In the closed environment of an inhabited spacecraft, a critical aspect of the air revitalization system is the removal of the carbon dioxide (CO2) and water vapor produced by the crew. A number of different techniques can be used for CO2 removal, but current methods are either non-regenerative or require a relatively high power input for thermal regeneration.
Two-bed CO2 adsorption systems that can remove CO2 from humid air and be regenerated using pressure-swing desorption offer mass, volume, and power advantages when compared with the other methods. Two classes of sorbent materials show particular promise for this application:
Zeolite sorbents, similar to those in the International Space Station (ISS) CO2 removal assembly
Functionalized carbon molecular sieves (FCMS), which adsorb CO2 independent of the humidity in the airstream
Pressure-swing testing of these two different sorbents under both space station and space suit conditions are currently underway.
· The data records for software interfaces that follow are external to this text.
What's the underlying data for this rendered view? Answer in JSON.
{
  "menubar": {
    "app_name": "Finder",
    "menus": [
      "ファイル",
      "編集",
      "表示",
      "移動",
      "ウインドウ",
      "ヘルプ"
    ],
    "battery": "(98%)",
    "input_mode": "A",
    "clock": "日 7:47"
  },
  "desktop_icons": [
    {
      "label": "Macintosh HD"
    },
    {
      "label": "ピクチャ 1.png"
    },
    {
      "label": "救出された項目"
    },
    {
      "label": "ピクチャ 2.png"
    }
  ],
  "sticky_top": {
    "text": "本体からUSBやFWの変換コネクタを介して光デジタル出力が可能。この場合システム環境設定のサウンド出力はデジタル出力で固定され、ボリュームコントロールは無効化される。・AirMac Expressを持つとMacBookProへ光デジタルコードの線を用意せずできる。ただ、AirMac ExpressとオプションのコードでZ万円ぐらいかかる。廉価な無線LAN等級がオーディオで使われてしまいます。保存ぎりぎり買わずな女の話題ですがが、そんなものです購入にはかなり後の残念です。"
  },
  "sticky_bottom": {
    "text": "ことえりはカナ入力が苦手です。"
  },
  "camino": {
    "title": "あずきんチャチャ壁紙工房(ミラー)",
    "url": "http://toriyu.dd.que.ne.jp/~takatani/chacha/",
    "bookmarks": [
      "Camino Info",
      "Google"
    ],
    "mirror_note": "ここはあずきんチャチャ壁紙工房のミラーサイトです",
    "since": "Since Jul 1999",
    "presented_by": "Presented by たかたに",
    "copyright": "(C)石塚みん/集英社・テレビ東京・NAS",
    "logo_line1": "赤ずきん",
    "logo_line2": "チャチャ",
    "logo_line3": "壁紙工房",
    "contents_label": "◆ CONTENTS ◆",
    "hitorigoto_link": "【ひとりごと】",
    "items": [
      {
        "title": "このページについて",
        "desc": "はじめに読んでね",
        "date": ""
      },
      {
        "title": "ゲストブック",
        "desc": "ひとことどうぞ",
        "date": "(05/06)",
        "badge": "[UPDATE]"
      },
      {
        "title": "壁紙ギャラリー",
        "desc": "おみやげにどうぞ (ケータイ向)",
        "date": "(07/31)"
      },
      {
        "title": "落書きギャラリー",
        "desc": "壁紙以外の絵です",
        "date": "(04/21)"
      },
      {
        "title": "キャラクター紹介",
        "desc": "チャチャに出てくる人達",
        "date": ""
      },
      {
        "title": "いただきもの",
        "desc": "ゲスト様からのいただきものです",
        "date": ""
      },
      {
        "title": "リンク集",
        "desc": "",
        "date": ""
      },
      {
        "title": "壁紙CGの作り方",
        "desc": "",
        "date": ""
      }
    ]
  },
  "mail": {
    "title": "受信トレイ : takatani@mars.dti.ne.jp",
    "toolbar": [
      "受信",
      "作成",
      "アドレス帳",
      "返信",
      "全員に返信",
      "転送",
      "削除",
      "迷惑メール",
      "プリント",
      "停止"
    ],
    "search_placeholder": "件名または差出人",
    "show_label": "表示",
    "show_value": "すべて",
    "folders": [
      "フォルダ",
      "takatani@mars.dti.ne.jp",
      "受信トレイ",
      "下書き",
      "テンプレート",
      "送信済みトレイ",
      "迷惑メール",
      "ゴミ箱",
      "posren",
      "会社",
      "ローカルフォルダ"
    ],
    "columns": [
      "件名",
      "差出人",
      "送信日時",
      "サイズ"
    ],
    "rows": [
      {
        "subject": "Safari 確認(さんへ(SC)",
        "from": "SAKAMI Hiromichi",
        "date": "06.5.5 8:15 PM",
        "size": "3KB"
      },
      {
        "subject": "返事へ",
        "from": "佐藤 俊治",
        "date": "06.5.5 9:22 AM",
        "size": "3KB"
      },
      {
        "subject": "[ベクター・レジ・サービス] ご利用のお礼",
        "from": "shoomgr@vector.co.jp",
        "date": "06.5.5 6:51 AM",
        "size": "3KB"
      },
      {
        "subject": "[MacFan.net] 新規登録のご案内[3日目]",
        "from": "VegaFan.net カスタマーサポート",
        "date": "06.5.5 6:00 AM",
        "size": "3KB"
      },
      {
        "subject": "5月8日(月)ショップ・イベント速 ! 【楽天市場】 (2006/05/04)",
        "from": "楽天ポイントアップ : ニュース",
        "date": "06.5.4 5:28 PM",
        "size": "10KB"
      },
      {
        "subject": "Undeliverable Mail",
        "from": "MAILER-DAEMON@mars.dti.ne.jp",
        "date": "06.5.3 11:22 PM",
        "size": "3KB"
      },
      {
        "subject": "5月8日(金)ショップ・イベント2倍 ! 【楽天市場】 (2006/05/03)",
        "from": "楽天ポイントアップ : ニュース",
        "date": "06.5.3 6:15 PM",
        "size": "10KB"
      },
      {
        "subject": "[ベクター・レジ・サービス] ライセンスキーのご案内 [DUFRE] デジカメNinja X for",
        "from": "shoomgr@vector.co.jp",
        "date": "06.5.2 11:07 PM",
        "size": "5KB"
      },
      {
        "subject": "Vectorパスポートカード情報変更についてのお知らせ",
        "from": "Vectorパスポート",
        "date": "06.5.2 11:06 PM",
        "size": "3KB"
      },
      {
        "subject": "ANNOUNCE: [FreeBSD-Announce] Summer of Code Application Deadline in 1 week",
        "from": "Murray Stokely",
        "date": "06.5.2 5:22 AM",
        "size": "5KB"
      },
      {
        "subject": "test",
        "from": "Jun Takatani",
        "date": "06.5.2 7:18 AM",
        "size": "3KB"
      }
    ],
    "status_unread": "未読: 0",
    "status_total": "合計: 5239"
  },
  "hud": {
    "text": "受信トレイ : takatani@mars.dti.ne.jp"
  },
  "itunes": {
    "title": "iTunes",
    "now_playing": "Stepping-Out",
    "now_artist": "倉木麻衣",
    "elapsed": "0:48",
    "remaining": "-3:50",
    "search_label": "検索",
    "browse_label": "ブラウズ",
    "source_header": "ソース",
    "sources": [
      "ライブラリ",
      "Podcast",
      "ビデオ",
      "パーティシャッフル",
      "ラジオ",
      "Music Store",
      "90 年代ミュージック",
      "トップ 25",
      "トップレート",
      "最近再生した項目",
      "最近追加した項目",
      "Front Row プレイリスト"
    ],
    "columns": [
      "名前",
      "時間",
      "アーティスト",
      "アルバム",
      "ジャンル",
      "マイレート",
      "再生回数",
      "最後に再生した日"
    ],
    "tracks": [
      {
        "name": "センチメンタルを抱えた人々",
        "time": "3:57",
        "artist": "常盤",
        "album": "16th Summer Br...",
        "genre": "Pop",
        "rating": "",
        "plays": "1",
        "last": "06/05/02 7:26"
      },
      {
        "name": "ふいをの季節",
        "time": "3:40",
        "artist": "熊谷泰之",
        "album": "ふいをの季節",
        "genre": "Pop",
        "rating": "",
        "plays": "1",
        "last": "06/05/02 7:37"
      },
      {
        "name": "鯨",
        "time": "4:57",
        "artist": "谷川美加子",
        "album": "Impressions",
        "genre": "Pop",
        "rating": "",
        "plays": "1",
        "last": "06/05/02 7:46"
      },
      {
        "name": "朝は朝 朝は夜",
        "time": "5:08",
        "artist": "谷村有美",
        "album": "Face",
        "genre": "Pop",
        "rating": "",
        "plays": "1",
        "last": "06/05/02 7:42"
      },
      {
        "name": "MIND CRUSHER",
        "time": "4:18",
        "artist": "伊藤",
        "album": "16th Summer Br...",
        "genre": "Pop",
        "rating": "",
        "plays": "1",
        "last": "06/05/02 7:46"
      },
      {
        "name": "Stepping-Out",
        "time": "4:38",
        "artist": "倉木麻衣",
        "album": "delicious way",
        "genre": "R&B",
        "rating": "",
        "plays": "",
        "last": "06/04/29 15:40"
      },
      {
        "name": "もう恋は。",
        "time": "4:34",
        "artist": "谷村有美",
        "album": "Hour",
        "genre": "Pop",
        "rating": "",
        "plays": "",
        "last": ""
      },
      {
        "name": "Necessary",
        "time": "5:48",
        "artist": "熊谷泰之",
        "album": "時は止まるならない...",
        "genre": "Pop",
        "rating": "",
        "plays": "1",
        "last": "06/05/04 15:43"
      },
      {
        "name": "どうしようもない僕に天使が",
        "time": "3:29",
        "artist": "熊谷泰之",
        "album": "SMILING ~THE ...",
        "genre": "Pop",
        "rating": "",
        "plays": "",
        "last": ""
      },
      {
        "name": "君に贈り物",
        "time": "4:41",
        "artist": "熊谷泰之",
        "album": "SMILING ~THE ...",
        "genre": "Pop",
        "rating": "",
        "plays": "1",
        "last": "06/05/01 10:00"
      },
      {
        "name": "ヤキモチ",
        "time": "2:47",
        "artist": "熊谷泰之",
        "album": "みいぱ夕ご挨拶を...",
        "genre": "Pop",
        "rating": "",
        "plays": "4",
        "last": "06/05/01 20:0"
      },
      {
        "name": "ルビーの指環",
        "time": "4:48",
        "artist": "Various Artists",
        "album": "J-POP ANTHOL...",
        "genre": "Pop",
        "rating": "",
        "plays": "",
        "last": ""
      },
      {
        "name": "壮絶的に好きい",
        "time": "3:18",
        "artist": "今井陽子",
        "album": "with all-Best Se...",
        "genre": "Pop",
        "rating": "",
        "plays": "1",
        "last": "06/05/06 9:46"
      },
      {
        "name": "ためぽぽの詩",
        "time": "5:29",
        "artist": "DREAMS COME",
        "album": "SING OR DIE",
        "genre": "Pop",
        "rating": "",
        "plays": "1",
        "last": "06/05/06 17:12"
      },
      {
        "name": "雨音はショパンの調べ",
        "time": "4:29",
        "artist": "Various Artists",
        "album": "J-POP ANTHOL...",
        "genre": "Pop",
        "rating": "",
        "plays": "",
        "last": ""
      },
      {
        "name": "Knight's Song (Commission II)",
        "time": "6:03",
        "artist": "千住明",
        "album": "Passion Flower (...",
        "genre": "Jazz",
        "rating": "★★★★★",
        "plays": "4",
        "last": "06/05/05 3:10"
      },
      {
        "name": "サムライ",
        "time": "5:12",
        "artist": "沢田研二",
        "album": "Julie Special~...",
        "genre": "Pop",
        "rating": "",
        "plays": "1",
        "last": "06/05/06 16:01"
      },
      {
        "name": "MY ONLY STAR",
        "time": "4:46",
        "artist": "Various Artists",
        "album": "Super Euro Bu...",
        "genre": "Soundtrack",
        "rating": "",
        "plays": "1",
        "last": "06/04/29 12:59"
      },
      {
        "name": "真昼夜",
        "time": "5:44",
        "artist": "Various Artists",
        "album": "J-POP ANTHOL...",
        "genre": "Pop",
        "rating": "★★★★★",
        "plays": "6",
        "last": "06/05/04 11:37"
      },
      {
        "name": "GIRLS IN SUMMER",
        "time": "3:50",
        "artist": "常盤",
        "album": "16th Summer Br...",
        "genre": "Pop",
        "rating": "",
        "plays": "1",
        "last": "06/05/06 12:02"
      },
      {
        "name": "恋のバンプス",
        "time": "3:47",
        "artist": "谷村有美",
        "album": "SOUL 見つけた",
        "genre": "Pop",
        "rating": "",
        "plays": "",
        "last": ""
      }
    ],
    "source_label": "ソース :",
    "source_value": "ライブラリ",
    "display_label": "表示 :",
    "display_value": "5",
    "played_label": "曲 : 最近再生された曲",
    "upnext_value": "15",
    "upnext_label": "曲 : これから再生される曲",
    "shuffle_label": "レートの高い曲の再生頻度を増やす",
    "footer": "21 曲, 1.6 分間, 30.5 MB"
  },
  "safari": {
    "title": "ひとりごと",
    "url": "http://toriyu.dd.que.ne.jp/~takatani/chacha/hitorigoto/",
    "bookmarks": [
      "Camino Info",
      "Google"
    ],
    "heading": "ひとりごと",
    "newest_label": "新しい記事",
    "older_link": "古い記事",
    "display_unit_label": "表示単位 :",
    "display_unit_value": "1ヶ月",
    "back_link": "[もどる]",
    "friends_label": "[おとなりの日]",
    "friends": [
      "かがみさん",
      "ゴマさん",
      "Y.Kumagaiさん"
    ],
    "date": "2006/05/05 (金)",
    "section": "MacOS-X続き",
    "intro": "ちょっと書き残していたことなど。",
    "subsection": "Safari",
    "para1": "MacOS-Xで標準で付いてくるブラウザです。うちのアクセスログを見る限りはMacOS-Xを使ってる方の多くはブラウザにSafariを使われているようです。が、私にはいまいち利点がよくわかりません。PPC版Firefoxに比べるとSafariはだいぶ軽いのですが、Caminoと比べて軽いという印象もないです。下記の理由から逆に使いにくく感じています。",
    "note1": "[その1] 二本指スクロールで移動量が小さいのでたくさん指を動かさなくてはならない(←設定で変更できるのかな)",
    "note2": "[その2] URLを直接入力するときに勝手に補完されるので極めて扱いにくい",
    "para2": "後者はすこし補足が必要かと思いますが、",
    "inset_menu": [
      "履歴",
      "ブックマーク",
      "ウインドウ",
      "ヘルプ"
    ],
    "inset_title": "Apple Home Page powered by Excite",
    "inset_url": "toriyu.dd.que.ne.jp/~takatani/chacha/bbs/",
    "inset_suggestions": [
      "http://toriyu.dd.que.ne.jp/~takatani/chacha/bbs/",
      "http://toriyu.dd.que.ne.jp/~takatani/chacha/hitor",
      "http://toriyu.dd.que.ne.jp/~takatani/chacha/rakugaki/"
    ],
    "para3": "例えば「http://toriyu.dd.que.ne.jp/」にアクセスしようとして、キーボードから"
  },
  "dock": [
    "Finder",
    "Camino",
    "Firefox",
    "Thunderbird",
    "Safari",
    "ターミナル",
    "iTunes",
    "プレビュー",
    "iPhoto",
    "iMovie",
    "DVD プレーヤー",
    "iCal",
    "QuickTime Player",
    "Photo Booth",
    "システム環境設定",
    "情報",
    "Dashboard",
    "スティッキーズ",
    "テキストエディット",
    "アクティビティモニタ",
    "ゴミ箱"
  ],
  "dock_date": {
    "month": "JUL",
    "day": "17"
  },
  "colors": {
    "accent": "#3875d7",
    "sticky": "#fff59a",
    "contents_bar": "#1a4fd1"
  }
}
Results obtained to date, from zeolites under space station conditions and FCMS under suit conditions, indicate that a pressure-swing CO2 removal system is a competitive solution for both life-support applications.